Every Monday for 15 years now – I may have missed 20-25 weeks during that time – I have written a letter to my children, tucked the one pagers in a #10 envelope, stuck a stamp on each envelope and deposited the letters in the nearest mailbox.
The letters have been my way of keeping a line of communication open. The letters aren’t a leash, but instead are just how I span the distance between them and me (Ellen, shown above with her husband Tim) and my son Reid (on the right in the photo). Ellen is in St. Paul, Minnesota, and Reid
A bit of history is in order. When Ellen went off to college (escaped home life really) it was a tough go for her parents. All the things that the suddenly empty nester parent thinks about literally raced through my mind. Would she be lonely? Would she miss me, my wife and her teenage brother? Does she have enough money? Did we forget something – as jam packed as the van was, it’s a surprise there was anything left at home – we needed rush to her? But it was our worries I worried about.
The day after we got home, on a Monday, I wrote Ellen a letter and plopped it in the mail.
When Reid joined Ellen a couple of years later at the same school, his name was tacked
onto the salutation line. What Ellen saw, Reid saw. What was good for one was good enough for the other. Yet what began as a way to fill a few minutes of their time in college has evolved well beyond that original intention. To me, the accumulated weight of the one-pagers is enormous indeed.
Although they’re adults now, every Monday another letter is mailed. I may have missed a handful Mondays over the years but not very many.
What does The Weight of a Single Page mean?

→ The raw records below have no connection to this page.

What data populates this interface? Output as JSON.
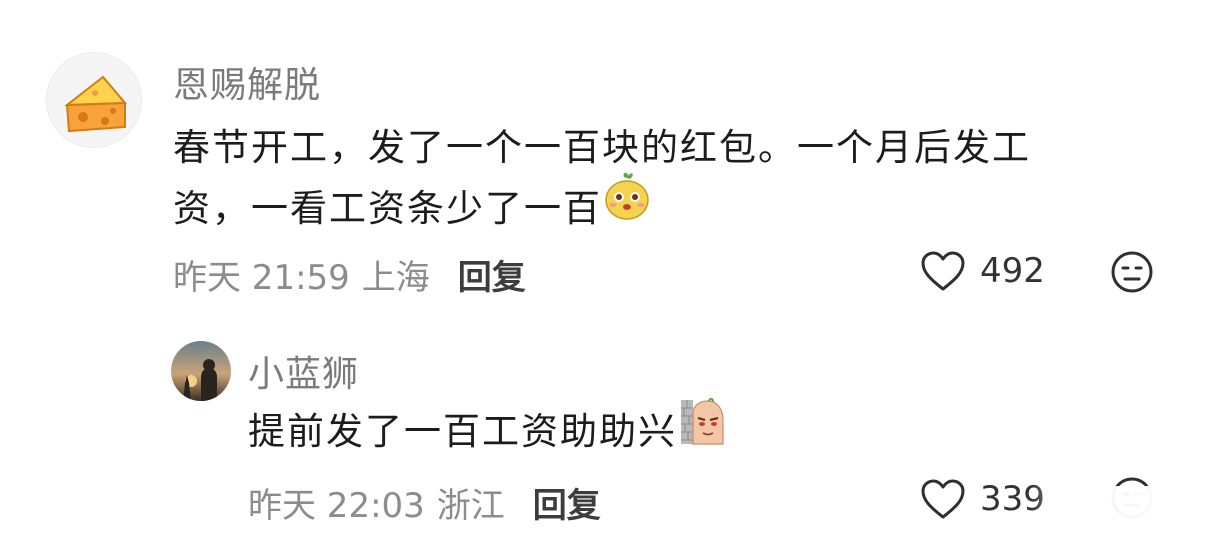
{
  "comments": [
    {
      "username": "恩赐解脱",
      "avatar_icon": "cheese-icon",
      "text_line1": "春节开工，发了一个一百块的红包。一个月后发工",
      "text_line2": "资，一看工资条少了一百",
      "emoji": "smiling-mascot-emoji",
      "time": "昨天 21:59",
      "location": "上海",
      "reply_label": "回复",
      "likes": "492"
    },
    {
      "username": "小蓝狮",
      "avatar_icon": "sunset-silhouette-avatar",
      "text": "提前发了一百工资助助兴",
      "emoji": "peeking-wall-emoji",
      "time": "昨天 22:03",
      "location": "浙江",
      "reply_label": "回复",
      "likes": "339"
    }
  ],
  "colors": {
    "username": "#7b7b7b",
    "meta": "#8c8c8c",
    "text": "#1c1c1c",
    "cheese": "#f7a23a"
  }
}
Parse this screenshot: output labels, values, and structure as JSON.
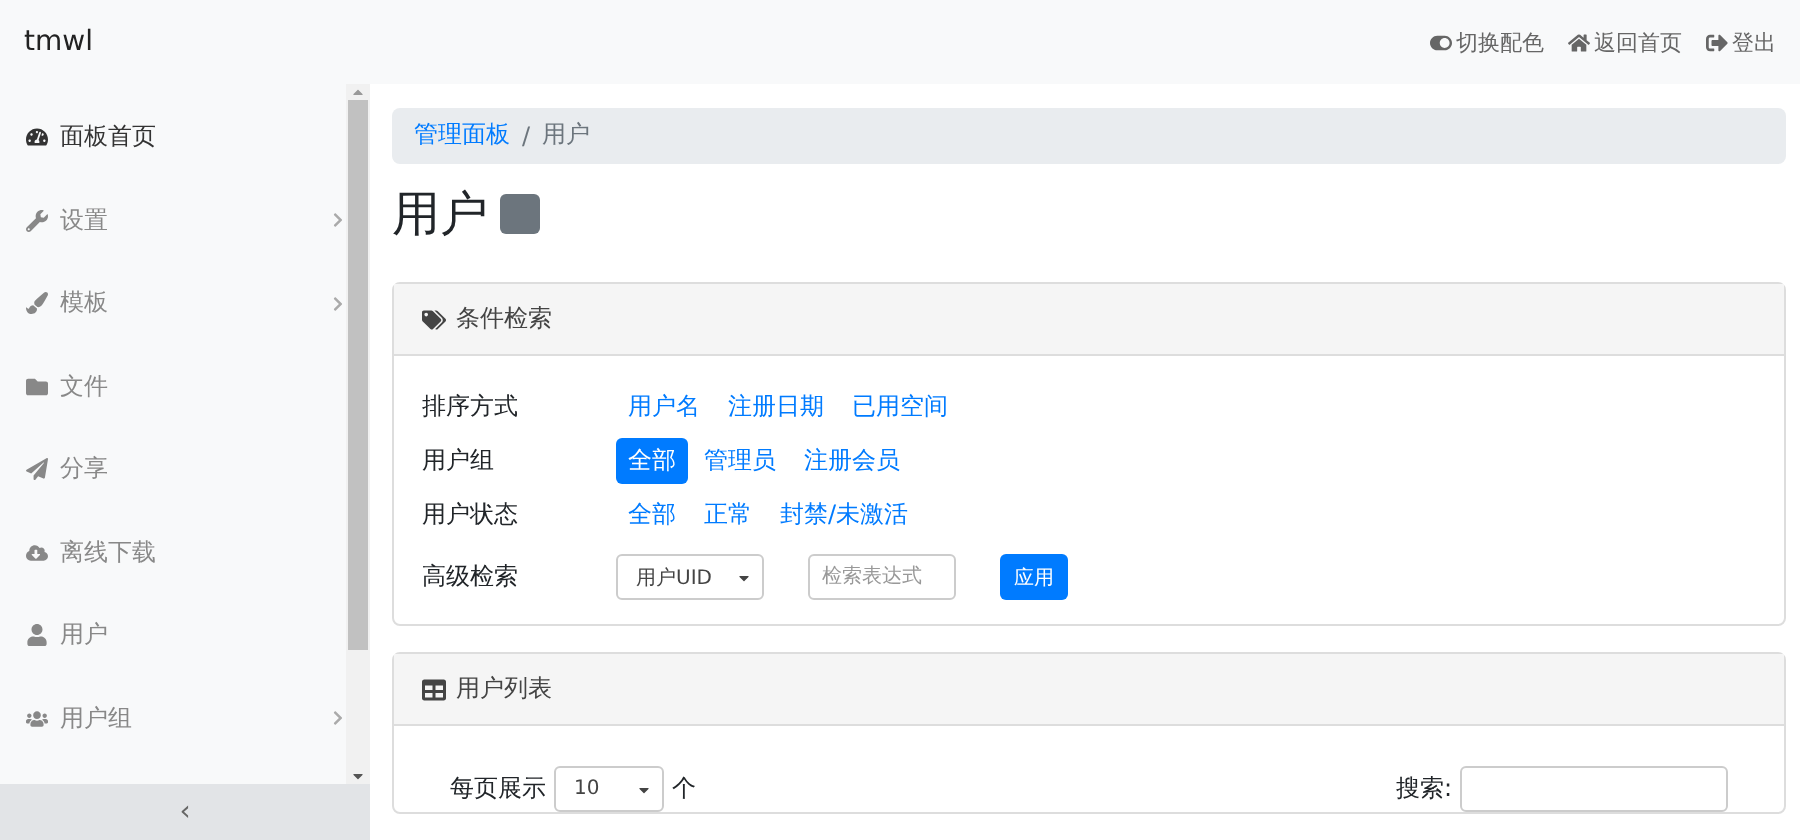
{
  "brand": "tmwl",
  "top_links": [
    {
      "label": "切换配色"
    },
    {
      "label": "返回首页"
    },
    {
      "label": "登出"
    }
  ],
  "sidebar": {
    "items": [
      {
        "label": "面板首页",
        "selected": true,
        "expandable": false
      },
      {
        "label": "设置",
        "selected": false,
        "expandable": true
      },
      {
        "label": "模板",
        "selected": false,
        "expandable": true
      },
      {
        "label": "文件",
        "selected": false,
        "expandable": false
      },
      {
        "label": "分享",
        "selected": false,
        "expandable": false
      },
      {
        "label": "离线下载",
        "selected": false,
        "expandable": false
      },
      {
        "label": "用户",
        "selected": false,
        "expandable": false
      },
      {
        "label": "用户组",
        "selected": false,
        "expandable": true
      }
    ],
    "collapse": "‹"
  },
  "breadcrumb_separator": "/",
  "breadcrumb": [
    {
      "label": "管理面板",
      "link": true
    },
    {
      "label": "用户",
      "link": false
    }
  ],
  "page_title": "用户",
  "filter_card": {
    "title": "条件检索",
    "rows": [
      {
        "kind": "links",
        "label": "排序方式",
        "options": [
          {
            "label": "用户名",
            "selected": false
          },
          {
            "label": "注册日期",
            "selected": false
          },
          {
            "label": "已用空间",
            "selected": false
          }
        ]
      },
      {
        "kind": "links",
        "label": "用户组",
        "options": [
          {
            "label": "全部",
            "selected": true
          },
          {
            "label": "管理员",
            "selected": false
          },
          {
            "label": "注册会员",
            "selected": false
          }
        ]
      },
      {
        "kind": "links",
        "label": "用户状态",
        "options": [
          {
            "label": "全部",
            "selected": false
          },
          {
            "label": "正常",
            "selected": false
          },
          {
            "label": "封禁/未激活",
            "selected": false
          }
        ]
      },
      {
        "kind": "form",
        "label": "高级检索",
        "select": "用户UID",
        "placeholder": "检索表达式",
        "button": "应用"
      }
    ]
  },
  "list_card": {
    "title": "用户列表",
    "page_size_label": "每页展示",
    "page_size": "10",
    "page_size_unit": "个",
    "search_label": "搜索:"
  }
}
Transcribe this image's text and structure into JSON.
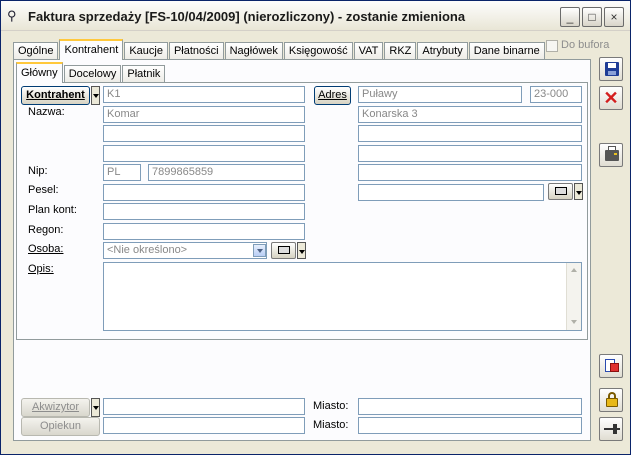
{
  "window": {
    "title": "Faktura sprzedaży [FS-10/04/2009] (nierozliczony) - zostanie zmieniona",
    "controls": [
      "_",
      "□",
      "×"
    ]
  },
  "tabs": [
    "Ogólne",
    "Kontrahent",
    "Kaucje",
    "Płatności",
    "Nagłówek",
    "Księgowość",
    "VAT",
    "RKZ",
    "Atrybuty",
    "Dane binarne"
  ],
  "do_bufora": "Do bufora",
  "subtabs": [
    "Główny",
    "Docelowy",
    "Płatnik"
  ],
  "form": {
    "kontrahent_button": "Kontrahent",
    "kontrahent_value": "K1",
    "adres_button": "Adres",
    "miasto_value": "Puławy",
    "kod_value": "23-000",
    "nazwa_label": "Nazwa:",
    "nazwa_value": "Komar",
    "ulica_value": "Konarska 3",
    "nip_label": "Nip:",
    "nip_prefix": "PL",
    "nip_value": "7899865859",
    "pesel_label": "Pesel:",
    "plan_kont_label": "Plan kont:",
    "regon_label": "Regon:",
    "osoba_label": "Osoba:",
    "osoba_value": "<Nie określono>",
    "opis_label": "Opis:"
  },
  "bottom": {
    "akwizytor_button": "Akwizytor",
    "opiekun_button": "Opiekun",
    "miasto_label_1": "Miasto:",
    "miasto_label_2": "Miasto:"
  },
  "icons": {
    "save": "floppy-disk-icon",
    "cancel": "red-x-icon",
    "print": "printer-icon",
    "docs": "documents-icon",
    "lock": "padlock-icon",
    "pin": "pushpin-icon"
  }
}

To me, letters have a heft and a gravity that far outweigh their scant weight. With very rare exceptions, every letter to Ellen and Reid has been a single page.
I’ll be pretty respectful of your time (and your interest). Posts are every Monday and typically are the previous week’s letter to the kids. Each post will be kept in the range of a few hundred words so as not to overly bore you with long diatribes or meanderings. (Some passages of some letters are removed since there are issues that will stay between me and my two.)
You’ll see, too, the one common thread that runs through this fabric; how the relatively simple act of writing a letter has, at least to this dad and in good times and bad, created some sort of bond and is a chronicle of our family history one page at a time.